_REQUIRED ACTION_:
Set the data down again, word for word, as it appears below.

_RECORDED INFORMATION_:
• • • • •

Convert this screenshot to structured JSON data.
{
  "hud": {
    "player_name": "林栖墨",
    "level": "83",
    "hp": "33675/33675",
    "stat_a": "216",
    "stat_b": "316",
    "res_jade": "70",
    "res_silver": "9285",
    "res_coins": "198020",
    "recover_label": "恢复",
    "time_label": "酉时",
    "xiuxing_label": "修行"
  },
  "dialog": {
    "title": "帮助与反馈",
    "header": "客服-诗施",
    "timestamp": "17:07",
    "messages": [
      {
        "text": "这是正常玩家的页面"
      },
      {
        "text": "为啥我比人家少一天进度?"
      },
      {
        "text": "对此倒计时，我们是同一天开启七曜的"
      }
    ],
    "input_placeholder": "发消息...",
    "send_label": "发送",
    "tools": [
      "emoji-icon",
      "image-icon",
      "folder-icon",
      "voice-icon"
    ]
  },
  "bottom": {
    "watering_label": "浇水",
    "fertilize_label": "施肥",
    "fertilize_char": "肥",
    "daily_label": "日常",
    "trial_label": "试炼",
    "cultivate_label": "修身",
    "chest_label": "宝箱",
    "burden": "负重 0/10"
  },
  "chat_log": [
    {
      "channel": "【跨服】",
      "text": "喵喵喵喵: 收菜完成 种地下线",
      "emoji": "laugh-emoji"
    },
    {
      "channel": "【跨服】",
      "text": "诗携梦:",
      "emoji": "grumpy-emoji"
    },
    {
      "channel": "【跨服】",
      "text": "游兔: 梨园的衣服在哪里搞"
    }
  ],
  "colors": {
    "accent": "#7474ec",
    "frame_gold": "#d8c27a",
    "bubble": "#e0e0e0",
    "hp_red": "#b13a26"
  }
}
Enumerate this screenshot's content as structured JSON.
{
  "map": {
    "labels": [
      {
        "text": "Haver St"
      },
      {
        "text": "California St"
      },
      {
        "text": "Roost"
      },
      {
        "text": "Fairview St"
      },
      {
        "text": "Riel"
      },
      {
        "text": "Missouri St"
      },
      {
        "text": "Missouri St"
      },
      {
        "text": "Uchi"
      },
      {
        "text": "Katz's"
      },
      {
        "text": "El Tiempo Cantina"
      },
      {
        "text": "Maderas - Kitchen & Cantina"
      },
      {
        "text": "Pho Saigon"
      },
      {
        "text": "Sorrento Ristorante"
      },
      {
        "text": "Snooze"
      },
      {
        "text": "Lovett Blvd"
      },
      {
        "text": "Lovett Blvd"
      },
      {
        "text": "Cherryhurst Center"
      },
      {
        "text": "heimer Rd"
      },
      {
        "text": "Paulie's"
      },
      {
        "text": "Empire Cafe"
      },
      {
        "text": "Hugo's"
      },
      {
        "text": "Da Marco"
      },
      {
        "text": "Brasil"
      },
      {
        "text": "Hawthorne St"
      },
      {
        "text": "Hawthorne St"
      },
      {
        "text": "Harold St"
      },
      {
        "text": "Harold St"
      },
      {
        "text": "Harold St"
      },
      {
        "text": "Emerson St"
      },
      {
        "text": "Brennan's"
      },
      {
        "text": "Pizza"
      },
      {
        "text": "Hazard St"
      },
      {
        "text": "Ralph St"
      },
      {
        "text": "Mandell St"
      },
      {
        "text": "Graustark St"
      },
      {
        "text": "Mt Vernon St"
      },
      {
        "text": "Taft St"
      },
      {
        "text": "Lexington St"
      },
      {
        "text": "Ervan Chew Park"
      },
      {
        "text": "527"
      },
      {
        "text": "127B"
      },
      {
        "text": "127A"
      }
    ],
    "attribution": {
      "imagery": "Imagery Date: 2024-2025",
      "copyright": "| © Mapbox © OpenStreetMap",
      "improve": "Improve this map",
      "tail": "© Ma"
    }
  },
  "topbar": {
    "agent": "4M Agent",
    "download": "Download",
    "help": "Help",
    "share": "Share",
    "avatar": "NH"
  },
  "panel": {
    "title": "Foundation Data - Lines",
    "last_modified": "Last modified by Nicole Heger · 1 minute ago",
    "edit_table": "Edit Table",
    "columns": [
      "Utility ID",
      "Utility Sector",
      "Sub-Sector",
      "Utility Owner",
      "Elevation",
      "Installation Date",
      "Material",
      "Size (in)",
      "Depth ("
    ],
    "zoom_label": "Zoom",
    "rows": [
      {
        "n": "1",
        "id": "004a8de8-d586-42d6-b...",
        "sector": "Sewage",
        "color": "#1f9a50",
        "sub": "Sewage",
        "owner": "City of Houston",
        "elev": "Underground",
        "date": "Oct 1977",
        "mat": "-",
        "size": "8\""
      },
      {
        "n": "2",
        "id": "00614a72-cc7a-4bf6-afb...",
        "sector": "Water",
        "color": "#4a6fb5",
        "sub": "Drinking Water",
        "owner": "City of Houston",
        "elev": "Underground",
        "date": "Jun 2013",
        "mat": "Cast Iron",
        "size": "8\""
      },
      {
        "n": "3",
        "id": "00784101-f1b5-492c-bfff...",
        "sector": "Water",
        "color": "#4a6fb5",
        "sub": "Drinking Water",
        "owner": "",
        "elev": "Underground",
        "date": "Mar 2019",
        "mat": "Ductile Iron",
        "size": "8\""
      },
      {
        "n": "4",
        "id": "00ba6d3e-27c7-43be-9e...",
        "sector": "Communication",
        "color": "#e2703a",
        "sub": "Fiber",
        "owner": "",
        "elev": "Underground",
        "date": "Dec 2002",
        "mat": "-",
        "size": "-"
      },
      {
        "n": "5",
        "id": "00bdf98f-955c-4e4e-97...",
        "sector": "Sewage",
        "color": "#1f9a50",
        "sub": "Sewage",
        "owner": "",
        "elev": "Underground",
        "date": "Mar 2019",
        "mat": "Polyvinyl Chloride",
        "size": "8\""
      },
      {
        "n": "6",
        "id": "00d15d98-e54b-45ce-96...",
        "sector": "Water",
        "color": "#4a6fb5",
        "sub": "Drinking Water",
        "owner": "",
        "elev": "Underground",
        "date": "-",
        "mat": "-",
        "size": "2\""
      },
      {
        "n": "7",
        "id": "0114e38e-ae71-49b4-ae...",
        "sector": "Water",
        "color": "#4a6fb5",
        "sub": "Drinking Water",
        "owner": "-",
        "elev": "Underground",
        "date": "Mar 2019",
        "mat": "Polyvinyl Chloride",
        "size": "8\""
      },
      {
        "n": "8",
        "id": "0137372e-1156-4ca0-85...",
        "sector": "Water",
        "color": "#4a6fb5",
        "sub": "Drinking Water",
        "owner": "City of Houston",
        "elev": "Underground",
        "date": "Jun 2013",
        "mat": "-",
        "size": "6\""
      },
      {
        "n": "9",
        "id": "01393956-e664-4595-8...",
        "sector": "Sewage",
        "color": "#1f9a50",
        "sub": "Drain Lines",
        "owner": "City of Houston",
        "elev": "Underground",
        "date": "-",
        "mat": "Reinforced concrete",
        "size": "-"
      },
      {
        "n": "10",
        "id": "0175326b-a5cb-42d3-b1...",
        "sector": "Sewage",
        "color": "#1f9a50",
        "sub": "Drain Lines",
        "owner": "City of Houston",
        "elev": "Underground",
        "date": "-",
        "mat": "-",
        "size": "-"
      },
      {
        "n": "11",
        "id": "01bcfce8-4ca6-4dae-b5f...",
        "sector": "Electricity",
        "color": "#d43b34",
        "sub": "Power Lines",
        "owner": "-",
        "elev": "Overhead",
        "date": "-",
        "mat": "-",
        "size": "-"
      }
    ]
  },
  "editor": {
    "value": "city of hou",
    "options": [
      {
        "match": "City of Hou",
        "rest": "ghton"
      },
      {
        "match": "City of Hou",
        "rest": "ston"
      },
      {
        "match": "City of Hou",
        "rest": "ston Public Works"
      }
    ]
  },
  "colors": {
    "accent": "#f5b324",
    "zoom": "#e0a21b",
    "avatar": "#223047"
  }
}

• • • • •

_RESPONSE BELOW_:
Convert this screenshot to structured JSON data.
{
  "hud": {
    "player_name": "林栖墨",
    "level": "83",
    "hp": "33675/33675",
    "stat_a": "216",
    "stat_b": "316",
    "res_jade": "70",
    "res_silver": "9285",
    "res_coins": "198020",
    "recover_label": "恢复",
    "time_label": "酉时",
    "xiuxing_label": "修行"
  },
  "dialog": {
    "title": "帮助与反馈",
    "header": "客服-诗施",
    "timestamp": "17:07",
    "messages": [
      {
        "text": "这是正常玩家的页面"
      },
      {
        "text": "为啥我比人家少一天进度?"
      },
      {
        "text": "对此倒计时，我们是同一天开启七曜的"
      }
    ],
    "input_placeholder": "发消息...",
    "send_label": "发送",
    "tools": [
      "emoji-icon",
      "image-icon",
      "folder-icon",
      "voice-icon"
    ]
  },
  "bottom": {
    "watering_label": "浇水",
    "fertilize_label": "施肥",
    "fertilize_char": "肥",
    "daily_label": "日常",
    "trial_label": "试炼",
    "cultivate_label": "修身",
    "chest_label": "宝箱",
    "burden": "负重 0/10"
  },
  "chat_log": [
    {
      "channel": "【跨服】",
      "text": "喵喵喵喵: 收菜完成 种地下线",
      "emoji": "laugh-emoji"
    },
    {
      "channel": "【跨服】",
      "text": "诗携梦:",
      "emoji": "grumpy-emoji"
    },
    {
      "channel": "【跨服】",
      "text": "游兔: 梨园的衣服在哪里搞"
    }
  ],
  "colors": {
    "accent": "#7474ec",
    "frame_gold": "#d8c27a",
    "bubble": "#e0e0e0",
    "hp_red": "#b13a26"
  }
}
Enumerate this screenshot's content as structured JSON.
{
  "map": {
    "labels": [
      {
        "text": "Haver St"
      },
      {
        "text": "California St"
      },
      {
        "text": "Roost"
      },
      {
        "text": "Fairview St"
      },
      {
        "text": "Riel"
      },
      {
        "text": "Missouri St"
      },
      {
        "text": "Missouri St"
      },
      {
        "text": "Uchi"
      },
      {
        "text": "Katz's"
      },
      {
        "text": "El Tiempo Cantina"
      },
      {
        "text": "Maderas - Kitchen & Cantina"
      },
      {
        "text": "Pho Saigon"
      },
      {
        "text": "Sorrento Ristorante"
      },
      {
        "text": "Snooze"
      },
      {
        "text": "Lovett Blvd"
      },
      {
        "text": "Lovett Blvd"
      },
      {
        "text": "Cherryhurst Center"
      },
      {
        "text": "heimer Rd"
      },
      {
        "text": "Paulie's"
      },
      {
        "text": "Empire Cafe"
      },
      {
        "text": "Hugo's"
      },
      {
        "text": "Da Marco"
      },
      {
        "text": "Brasil"
      },
      {
        "text": "Hawthorne St"
      },
      {
        "text": "Hawthorne St"
      },
      {
        "text": "Harold St"
      },
      {
        "text": "Harold St"
      },
      {
        "text": "Harold St"
      },
      {
        "text": "Emerson St"
      },
      {
        "text": "Brennan's"
      },
      {
        "text": "Pizza"
      },
      {
        "text": "Hazard St"
      },
      {
        "text": "Ralph St"
      },
      {
        "text": "Mandell St"
      },
      {
        "text": "Graustark St"
      },
      {
        "text": "Mt Vernon St"
      },
      {
        "text": "Taft St"
      },
      {
        "text": "Lexington St"
      },
      {
        "text": "Ervan Chew Park"
      },
      {
        "text": "527"
      },
      {
        "text": "127B"
      },
      {
        "text": "127A"
      }
    ],
    "attribution": {
      "imagery": "Imagery Date: 2024-2025",
      "copyright": "| © Mapbox © OpenStreetMap",
      "improve": "Improve this map",
      "tail": "© Ma"
    }
  },
  "topbar": {
    "agent": "4M Agent",
    "download": "Download",
    "help": "Help",
    "share": "Share",
    "avatar": "NH"
  },
  "panel": {
    "title": "Foundation Data - Lines",
    "last_modified": "Last modified by Nicole Heger · 1 minute ago",
    "edit_table": "Edit Table",
    "columns": [
      "Utility ID",
      "Utility Sector",
      "Sub-Sector",
      "Utility Owner",
      "Elevation",
      "Installation Date",
      "Material",
      "Size (in)",
      "Depth ("
    ],
    "zoom_label": "Zoom",
    "rows": [
      {
        "n": "1",
        "id": "004a8de8-d586-42d6-b...",
        "sector": "Sewage",
        "color": "#1f9a50",
        "sub": "Sewage",
        "owner": "City of Houston",
        "elev": "Underground",
        "date": "Oct 1977",
        "mat": "-",
        "size": "8\""
      },
      {
        "n": "2",
        "id": "00614a72-cc7a-4bf6-afb...",
        "sector": "Water",
        "color": "#4a6fb5",
        "sub": "Drinking Water",
        "owner": "City of Houston",
        "elev": "Underground",
        "date": "Jun 2013",
        "mat": "Cast Iron",
        "size": "8\""
      },
      {
        "n": "3",
        "id": "00784101-f1b5-492c-bfff...",
        "sector": "Water",
        "color": "#4a6fb5",
        "sub": "Drinking Water",
        "owner": "",
        "elev": "Underground",
        "date": "Mar 2019",
        "mat": "Ductile Iron",
        "size": "8\""
      },
      {
        "n": "4",
        "id": "00ba6d3e-27c7-43be-9e...",
        "sector": "Communication",
        "color": "#e2703a",
        "sub": "Fiber",
        "owner": "",
        "elev": "Underground",
        "date": "Dec 2002",
        "mat": "-",
        "size": "-"
      },
      {
        "n": "5",
        "id": "00bdf98f-955c-4e4e-97...",
        "sector": "Sewage",
        "color": "#1f9a50",
        "sub": "Sewage",
        "owner": "",
        "elev": "Underground",
        "date": "Mar 2019",
        "mat": "Polyvinyl Chloride",
        "size": "8\""
      },
      {
        "n": "6",
        "id": "00d15d98-e54b-45ce-96...",
        "sector": "Water",
        "color": "#4a6fb5",
        "sub": "Drinking Water",
        "owner": "",
        "elev": "Underground",
        "date": "-",
        "mat": "-",
        "size": "2\""
      },
      {
        "n": "7",
        "id": "0114e38e-ae71-49b4-ae...",
        "sector": "Water",
        "color": "#4a6fb5",
        "sub": "Drinking Water",
        "owner": "-",
        "elev": "Underground",
        "date": "Mar 2019",
        "mat": "Polyvinyl Chloride",
        "size": "8\""
      },
      {
        "n": "8",
        "id": "0137372e-1156-4ca0-85...",
        "sector": "Water",
        "color": "#4a6fb5",
        "sub": "Drinking Water",
        "owner": "City of Houston",
        "elev": "Underground",
        "date": "Jun 2013",
        "mat": "-",
        "size": "6\""
      },
      {
        "n": "9",
        "id": "01393956-e664-4595-8...",
        "sector": "Sewage",
        "color": "#1f9a50",
        "sub": "Drain Lines",
        "owner": "City of Houston",
        "elev": "Underground",
        "date": "-",
        "mat": "Reinforced concrete",
        "size": "-"
      },
      {
        "n": "10",
        "id": "0175326b-a5cb-42d3-b1...",
        "sector": "Sewage",
        "color": "#1f9a50",
        "sub": "Drain Lines",
        "owner": "City of Houston",
        "elev": "Underground",
        "date": "-",
        "mat": "-",
        "size": "-"
      },
      {
        "n": "11",
        "id": "01bcfce8-4ca6-4dae-b5f...",
        "sector": "Electricity",
        "color": "#d43b34",
        "sub": "Power Lines",
        "owner": "-",
        "elev": "Overhead",
        "date": "-",
        "mat": "-",
        "size": "-"
      }
    ]
  },
  "editor": {
    "value": "city of hou",
    "options": [
      {
        "match": "City of Hou",
        "rest": "ghton"
      },
      {
        "match": "City of Hou",
        "rest": "ston"
      },
      {
        "match": "City of Hou",
        "rest": "ston Public Works"
      }
    ]
  },
  "colors": {
    "accent": "#f5b324",
    "zoom": "#e0a21b",
    "avatar": "#223047"
  }
}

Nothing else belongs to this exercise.